■ **TASK DIRECTIONS**
Go through the data below and return each line where the string "Test" occurs.

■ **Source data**

--- START ---

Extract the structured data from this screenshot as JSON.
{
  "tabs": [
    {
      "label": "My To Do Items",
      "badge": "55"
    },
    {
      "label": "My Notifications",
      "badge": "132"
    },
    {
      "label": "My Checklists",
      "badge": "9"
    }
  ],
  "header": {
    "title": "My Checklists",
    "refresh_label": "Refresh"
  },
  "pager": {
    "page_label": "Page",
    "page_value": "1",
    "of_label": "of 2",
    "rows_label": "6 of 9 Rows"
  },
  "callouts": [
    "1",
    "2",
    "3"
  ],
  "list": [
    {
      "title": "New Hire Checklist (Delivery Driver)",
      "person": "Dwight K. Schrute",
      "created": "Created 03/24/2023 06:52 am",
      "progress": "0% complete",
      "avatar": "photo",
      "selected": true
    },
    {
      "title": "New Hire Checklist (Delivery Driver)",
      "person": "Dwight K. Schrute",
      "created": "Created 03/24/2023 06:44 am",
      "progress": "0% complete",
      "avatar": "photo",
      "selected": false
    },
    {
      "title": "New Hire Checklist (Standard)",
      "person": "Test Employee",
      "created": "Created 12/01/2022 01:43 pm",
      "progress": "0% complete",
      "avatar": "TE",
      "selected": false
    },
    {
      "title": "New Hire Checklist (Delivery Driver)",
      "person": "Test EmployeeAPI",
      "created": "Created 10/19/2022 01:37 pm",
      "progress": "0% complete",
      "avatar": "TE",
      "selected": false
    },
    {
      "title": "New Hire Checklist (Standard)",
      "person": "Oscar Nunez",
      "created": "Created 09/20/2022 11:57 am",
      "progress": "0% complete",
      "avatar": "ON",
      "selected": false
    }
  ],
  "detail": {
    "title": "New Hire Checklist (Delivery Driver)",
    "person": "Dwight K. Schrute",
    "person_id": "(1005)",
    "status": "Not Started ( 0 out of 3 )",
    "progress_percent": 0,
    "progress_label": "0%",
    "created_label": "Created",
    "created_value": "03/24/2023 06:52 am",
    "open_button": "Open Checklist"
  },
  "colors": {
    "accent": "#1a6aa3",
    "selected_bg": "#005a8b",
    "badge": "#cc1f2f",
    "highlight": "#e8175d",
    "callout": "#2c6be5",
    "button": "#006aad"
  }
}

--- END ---

■ **TASK RESPONSE**
      "person": "Test Employee",
      "person": "Test EmployeeAPI",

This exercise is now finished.